You’ve undoubtedly heard about the benefits of meditation. People who meditate regularly talk about it as if it were some magic elixir for all of life’s problems. They tell us that meditation is a great way to reduce stress and anxiety in our lives, make us more compassionate, and improve concentration, perspective, self-awareness, sleep, energy levels, and our overall sense of happiness.
Perhaps meditation is one of those resolutions you have every intention of starting next Monday. Or maybe you’ve tried meditation before, but gave up because you were frustrated with your inability to quiet your mind. Well, here’s your chance to give meditation another shot.
On Monday, February 12, 12 – 1 p.m., in the Columbia Library, 624 S. Michigan, 3rd floor north, a member of Columbia’s Library staff will provide students, faculty, and staff with a basic guide to meditation that will be easy for you to incorporate into your daily life.
Meditation is part of every major religion. At its most basic, meditation is about training our attention to our own breathing as a way to increase our own self-awareness of what’s going on inside and outside of ourselves. Through meditation, we learn to develop our capacity for concentration, mindfulness, and compassion.
Concentration is the ability to let go of distractions. Distractions waste our energy. By focusing on our breath, we learn to let go of thoughts, emotions, and feelings that distract. By letting go of distractions, we are able to focus on what’s important in our lives. Mindfulness teaches us to move our focus to the outside world. We are able to develop perspective, the capacity to assess the world around us without making judgments or assumptions.

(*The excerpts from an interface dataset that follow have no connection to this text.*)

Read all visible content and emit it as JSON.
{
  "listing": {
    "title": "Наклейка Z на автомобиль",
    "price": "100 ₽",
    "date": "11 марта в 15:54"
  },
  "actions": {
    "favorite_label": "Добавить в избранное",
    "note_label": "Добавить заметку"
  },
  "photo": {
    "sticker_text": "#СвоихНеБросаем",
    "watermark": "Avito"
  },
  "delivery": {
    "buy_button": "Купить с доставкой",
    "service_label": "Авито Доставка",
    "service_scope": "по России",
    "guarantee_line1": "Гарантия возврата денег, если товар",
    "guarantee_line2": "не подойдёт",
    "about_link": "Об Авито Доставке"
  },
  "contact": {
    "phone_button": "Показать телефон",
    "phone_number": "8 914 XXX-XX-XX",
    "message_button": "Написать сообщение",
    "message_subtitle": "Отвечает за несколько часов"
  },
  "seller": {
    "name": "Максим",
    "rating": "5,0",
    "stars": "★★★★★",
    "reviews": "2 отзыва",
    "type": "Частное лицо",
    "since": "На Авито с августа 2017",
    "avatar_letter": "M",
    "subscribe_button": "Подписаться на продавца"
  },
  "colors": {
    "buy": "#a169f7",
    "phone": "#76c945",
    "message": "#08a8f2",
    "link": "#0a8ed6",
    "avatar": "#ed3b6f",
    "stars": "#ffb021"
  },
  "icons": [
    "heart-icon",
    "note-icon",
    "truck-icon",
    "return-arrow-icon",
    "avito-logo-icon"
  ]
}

Compassion is the ability to open our hearts and learn to love ourselves and others with imperfections.
In the last several years, there is an emerging body of scientific research that clearly demonstrates that daily meditation is as beneficial to our physical health as exercise. Just as regular exercise strengthens muscles and increases stamina, regular meditation produces greater serenity, concentration, perspective, and connection to others.
Research shows that the circuitry of the adult brain can be rewired to form new cells and pathways. Meditation has been shown to strengthen the prefrontal cortex and hippocampus, which can improve memory, concentration, problem-solving, and cognitive and emotional well-being. Other studies show that meditation can shrink the gland responsible for stress hormones. Still other studies show that meditation helps people with ADHD, OCDs, chronic pain, immune deficiencies, insomnia, and high blood pressure.
Come to the Columbia Library on Monday and discover the benefits for yourself. The Library also has a Meditation Room and more than 50 books on meditation available for you to dig deeper into science of meditation, as well as traditions, history and science. There are books on Daoist, Buddhist, and Hindu traditions. There are books by the Tibetan spiritual leader, the Dalai Lama, and the Vietnamese spiritual leader Thich Nhat Hanh. There are also books on mindfulness and psychotherapy.